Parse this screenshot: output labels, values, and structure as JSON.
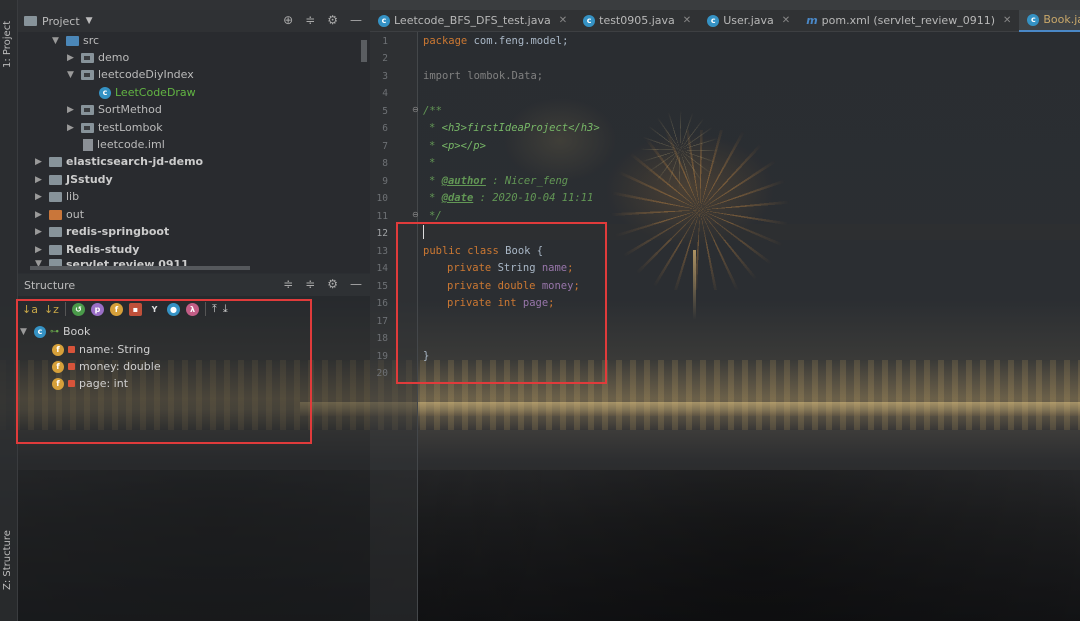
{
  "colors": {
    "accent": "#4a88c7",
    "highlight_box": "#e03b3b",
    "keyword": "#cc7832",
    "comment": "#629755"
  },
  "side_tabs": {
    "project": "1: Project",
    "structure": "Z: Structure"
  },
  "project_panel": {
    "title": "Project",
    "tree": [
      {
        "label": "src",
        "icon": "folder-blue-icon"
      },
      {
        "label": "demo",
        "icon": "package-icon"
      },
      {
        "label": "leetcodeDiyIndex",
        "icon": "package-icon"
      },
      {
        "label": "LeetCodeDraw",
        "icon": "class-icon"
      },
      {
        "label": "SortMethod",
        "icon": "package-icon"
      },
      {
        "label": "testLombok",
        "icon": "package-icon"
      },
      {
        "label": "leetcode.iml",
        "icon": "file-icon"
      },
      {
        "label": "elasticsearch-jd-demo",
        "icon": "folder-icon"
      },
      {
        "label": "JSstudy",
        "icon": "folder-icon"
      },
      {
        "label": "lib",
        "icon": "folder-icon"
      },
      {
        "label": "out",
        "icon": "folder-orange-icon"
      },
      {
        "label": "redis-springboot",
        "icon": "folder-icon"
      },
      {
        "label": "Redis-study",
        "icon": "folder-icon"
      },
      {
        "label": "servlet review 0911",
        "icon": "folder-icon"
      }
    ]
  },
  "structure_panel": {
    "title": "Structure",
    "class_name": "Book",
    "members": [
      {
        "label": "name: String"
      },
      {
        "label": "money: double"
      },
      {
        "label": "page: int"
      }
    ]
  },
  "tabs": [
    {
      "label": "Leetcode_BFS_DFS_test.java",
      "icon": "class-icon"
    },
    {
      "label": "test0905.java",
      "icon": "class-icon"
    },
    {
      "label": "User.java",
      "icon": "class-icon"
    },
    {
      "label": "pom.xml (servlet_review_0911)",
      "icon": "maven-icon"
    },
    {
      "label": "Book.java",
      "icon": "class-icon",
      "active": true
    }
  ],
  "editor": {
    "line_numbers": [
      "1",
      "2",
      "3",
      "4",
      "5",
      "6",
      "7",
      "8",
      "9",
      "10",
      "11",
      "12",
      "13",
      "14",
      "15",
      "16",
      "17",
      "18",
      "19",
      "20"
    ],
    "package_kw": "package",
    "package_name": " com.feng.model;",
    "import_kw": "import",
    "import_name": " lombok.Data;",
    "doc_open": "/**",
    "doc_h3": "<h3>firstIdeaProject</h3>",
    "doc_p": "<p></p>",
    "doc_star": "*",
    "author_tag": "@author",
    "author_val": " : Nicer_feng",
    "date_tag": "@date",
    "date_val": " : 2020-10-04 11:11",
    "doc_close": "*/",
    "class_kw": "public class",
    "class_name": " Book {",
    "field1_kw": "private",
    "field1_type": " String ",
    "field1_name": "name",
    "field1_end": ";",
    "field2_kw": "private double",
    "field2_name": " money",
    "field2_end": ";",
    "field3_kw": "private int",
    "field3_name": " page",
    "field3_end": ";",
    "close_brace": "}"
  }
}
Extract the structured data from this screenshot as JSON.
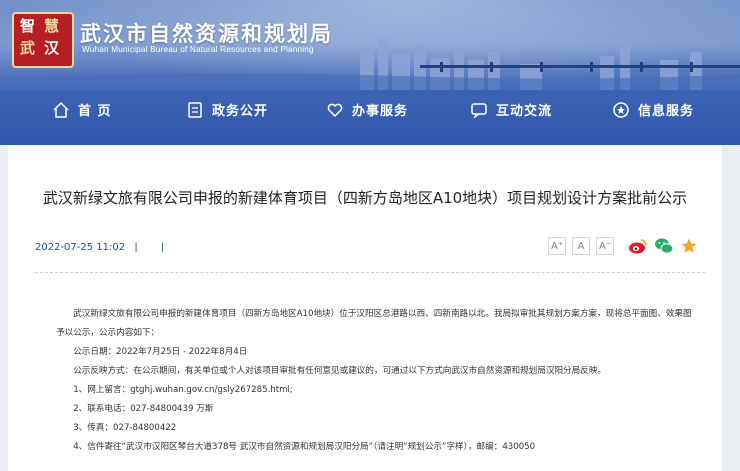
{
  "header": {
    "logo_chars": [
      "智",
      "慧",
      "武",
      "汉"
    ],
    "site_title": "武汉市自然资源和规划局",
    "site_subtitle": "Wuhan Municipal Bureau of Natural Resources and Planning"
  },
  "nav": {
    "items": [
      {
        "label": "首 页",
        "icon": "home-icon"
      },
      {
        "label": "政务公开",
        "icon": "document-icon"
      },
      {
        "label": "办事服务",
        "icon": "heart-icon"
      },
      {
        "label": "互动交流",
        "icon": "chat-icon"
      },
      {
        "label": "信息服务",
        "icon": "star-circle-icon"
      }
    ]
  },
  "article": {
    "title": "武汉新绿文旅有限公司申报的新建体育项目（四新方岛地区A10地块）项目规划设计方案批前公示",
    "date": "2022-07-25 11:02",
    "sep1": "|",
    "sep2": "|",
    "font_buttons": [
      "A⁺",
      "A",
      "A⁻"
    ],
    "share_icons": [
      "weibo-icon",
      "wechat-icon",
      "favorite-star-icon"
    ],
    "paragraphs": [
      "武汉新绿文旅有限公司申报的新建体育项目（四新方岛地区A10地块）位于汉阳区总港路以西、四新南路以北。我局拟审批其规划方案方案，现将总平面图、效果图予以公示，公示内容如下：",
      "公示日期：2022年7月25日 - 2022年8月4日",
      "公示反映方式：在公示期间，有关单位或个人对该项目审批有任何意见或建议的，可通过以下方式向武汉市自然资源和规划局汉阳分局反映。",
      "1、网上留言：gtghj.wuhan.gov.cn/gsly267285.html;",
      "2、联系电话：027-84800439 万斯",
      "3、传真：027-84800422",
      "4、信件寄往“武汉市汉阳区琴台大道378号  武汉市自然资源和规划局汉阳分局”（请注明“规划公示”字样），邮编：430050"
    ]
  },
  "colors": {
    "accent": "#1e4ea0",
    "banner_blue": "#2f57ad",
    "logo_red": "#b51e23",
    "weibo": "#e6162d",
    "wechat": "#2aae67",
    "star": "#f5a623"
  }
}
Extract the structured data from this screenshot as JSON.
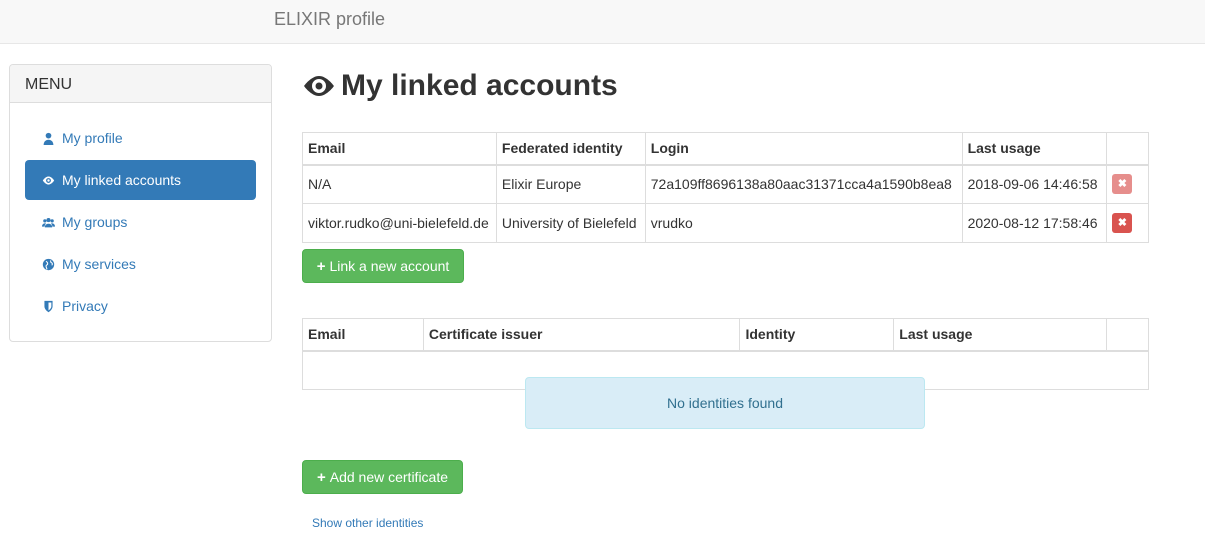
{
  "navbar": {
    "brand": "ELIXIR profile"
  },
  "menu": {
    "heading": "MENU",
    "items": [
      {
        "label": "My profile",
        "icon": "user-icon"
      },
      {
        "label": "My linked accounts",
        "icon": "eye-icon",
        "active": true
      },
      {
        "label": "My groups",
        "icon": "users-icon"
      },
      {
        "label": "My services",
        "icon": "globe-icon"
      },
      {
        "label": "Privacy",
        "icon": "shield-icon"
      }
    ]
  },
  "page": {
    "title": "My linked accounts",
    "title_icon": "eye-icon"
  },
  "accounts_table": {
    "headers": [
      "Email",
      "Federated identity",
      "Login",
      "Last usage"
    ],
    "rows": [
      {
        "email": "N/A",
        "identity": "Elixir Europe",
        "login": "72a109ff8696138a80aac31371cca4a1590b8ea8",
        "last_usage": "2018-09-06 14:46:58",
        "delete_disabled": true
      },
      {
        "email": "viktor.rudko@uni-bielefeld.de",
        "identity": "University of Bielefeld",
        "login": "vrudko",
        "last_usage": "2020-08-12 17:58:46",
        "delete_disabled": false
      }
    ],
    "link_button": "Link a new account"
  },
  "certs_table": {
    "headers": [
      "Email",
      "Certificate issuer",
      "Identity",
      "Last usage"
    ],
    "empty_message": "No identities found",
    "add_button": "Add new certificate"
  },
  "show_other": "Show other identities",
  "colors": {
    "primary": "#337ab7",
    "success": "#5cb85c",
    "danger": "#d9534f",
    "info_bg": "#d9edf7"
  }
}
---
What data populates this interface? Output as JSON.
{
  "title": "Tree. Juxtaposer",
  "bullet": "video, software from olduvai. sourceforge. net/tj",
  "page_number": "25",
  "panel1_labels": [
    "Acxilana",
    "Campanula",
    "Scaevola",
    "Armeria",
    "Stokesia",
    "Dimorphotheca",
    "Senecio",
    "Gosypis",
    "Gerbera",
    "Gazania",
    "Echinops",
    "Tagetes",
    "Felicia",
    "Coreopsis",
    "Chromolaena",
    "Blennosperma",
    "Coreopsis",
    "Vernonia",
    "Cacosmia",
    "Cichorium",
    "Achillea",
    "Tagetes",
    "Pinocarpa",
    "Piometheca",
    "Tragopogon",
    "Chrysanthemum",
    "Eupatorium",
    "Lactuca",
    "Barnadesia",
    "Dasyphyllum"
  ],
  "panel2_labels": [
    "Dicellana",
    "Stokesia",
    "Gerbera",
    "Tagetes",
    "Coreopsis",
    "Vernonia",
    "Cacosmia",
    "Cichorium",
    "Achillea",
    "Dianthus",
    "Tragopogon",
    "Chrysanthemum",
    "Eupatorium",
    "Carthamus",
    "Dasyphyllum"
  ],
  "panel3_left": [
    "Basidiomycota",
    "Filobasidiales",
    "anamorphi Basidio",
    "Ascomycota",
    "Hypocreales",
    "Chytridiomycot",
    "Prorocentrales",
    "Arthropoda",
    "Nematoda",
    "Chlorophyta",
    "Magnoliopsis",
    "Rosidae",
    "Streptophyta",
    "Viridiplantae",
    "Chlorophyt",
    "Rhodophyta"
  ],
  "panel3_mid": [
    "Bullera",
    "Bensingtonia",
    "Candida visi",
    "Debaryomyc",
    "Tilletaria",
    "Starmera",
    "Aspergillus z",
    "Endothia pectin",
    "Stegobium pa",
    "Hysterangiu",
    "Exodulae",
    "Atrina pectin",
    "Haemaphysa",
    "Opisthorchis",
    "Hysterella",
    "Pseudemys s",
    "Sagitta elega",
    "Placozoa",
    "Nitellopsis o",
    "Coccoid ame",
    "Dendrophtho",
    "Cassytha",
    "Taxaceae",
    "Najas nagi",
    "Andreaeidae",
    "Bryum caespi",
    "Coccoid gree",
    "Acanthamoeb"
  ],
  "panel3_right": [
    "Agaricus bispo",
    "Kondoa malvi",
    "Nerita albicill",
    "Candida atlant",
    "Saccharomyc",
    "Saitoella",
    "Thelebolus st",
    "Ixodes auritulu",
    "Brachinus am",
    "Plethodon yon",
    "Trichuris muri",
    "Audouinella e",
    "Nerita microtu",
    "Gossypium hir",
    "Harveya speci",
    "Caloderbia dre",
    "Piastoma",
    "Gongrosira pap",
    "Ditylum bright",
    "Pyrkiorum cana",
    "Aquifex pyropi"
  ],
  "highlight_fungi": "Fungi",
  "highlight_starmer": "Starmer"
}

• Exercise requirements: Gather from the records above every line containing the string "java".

• Written solution:
      "label": "Leetcode_BFS_DFS_test.java",
      "label": "test0905.java",
      "label": "User.java",
      "label": "Book.java",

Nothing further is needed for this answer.